You don’t formally market to your current customers. You know your service could be better, but you haven’t had the time to develop an improvement plan. You definitely have more turnover than you’d like.As a result, you’re continually investing to generate new customers. Your revenue profit margins are much lower than they could be, and the churning takes its toll on your organization.

Customer Retention Key Concepts & Steps

Before you begin

You can work on your customer retention strategy at any time, and marketing campaigns may be an important part of your strategy. You may also decide to increase your focus on retention when you’re writing your annual marketing plan. But if you’re losing customers, don’t hesitate to focus your energy on retention right now.

Determine your retention strategy

Your value proposition and brand strategy should drive your retention plan. For example, if your value proposition is customer intimacy, your customers are counting on great service. If they’re buying on price, you’ll usually focus more on automating service to minimize costs.

Build your team

In some industries, the original sales rep is the best person to manage an existing client — for example, the account may require ongoing selling. In other cases it’s better to transition the customer to an account rep who focuses on day-to-day management.

Once you’ve decided how to structure the team, determine how many people you’ll need and start recruiting.

Pay commission for renewals and growing the business

Your current customers are your most valuable asset; if your sales reps don’t earn commission on renewals, they’ll be incented to spend their time chasing new business instead.

Market to existing customers

Put as much effort into your current customer campaigns as you do the rest of your marketing programs. Know your audience, grab their attention, focus on the offer, measure your results. Use campaigns to

  • Nurture your customer relationships
  • Encourage them to buy again
  • Expand your relationships by cross-selling, up-selling and asking for referrals
  • Identify customers who are at risk of defecting
  • Continually deliver on your value proposition and brand promise

Measure purchase intent and loyalty, not “satisfaction”

Customer feedback can help you improve your products and continue your relationship. However, it’s not effective to measure “customer satisfaction” because it’s so vague. “Satisfied” doesn’t mean they intend to keep buying. Instead, focus on behavior: Ask whether they intend to buy again and why or why not. Ask what three things you can improve and whether they’ll provide referrals. These questions provide more actionable insight than “satisfaction.”

Treat a survey as a marketing campaign. Give your customers a reason to respond, thank them and share the results.

Use data to evaluate large groups of customers

If you don’t have personal relationships with your customers, use data to identify customers who haven’t purchased in the normal timeframe. They may be at risk of defecting and you can launch retention campaigns and encourage them to stay.
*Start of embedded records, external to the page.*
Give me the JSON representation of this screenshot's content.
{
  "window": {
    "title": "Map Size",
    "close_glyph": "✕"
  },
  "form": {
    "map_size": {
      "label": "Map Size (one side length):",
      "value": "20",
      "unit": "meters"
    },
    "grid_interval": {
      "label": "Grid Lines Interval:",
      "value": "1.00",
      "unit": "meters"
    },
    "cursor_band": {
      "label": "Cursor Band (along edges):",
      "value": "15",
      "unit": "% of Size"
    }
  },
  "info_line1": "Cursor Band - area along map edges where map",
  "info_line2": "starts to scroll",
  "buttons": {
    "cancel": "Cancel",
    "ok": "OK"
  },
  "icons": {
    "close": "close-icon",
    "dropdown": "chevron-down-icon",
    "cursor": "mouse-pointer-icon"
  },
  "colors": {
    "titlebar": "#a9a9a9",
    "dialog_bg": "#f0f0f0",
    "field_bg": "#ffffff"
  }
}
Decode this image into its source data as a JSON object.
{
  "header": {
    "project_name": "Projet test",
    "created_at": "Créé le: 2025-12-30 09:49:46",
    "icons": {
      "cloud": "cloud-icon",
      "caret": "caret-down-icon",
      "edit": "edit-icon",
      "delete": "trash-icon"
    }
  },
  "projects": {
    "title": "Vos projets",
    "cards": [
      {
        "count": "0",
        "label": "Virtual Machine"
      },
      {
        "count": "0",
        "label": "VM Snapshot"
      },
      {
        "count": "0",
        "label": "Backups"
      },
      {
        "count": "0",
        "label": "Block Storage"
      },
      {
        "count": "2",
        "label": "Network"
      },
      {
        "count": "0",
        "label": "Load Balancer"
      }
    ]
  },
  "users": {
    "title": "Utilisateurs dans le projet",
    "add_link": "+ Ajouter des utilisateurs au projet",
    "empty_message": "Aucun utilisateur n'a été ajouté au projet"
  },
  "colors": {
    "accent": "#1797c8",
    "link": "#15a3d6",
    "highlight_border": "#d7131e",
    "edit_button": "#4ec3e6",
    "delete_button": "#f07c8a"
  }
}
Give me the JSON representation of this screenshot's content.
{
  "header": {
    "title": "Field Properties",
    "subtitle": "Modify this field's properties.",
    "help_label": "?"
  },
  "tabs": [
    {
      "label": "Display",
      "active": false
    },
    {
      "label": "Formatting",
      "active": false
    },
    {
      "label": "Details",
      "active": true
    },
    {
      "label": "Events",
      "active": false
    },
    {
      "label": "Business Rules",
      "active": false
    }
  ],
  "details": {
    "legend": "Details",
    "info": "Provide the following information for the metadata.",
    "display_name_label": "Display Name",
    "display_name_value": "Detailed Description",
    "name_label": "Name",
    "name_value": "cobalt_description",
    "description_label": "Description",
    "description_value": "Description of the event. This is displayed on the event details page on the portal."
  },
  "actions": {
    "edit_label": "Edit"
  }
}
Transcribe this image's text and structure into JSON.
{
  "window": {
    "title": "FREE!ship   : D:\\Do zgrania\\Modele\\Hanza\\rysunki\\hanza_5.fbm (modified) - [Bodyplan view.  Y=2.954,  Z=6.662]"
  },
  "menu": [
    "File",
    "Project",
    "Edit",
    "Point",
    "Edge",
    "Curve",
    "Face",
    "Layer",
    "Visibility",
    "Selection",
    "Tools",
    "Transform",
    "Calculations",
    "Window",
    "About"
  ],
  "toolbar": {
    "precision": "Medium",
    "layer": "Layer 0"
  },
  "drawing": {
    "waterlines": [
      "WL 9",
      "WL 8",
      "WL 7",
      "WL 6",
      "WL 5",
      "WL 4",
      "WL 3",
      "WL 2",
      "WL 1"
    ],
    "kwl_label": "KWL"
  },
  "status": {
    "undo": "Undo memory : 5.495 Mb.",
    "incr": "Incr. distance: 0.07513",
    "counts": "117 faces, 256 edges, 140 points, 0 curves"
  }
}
After Customer Retention

Refine and improve your customer retention strategy and execution — they may deliver the highest ROI of all your marketing programs.

1 Frederick Reichheld, The Loyalty Effect (Harvard Business School Press, 1996)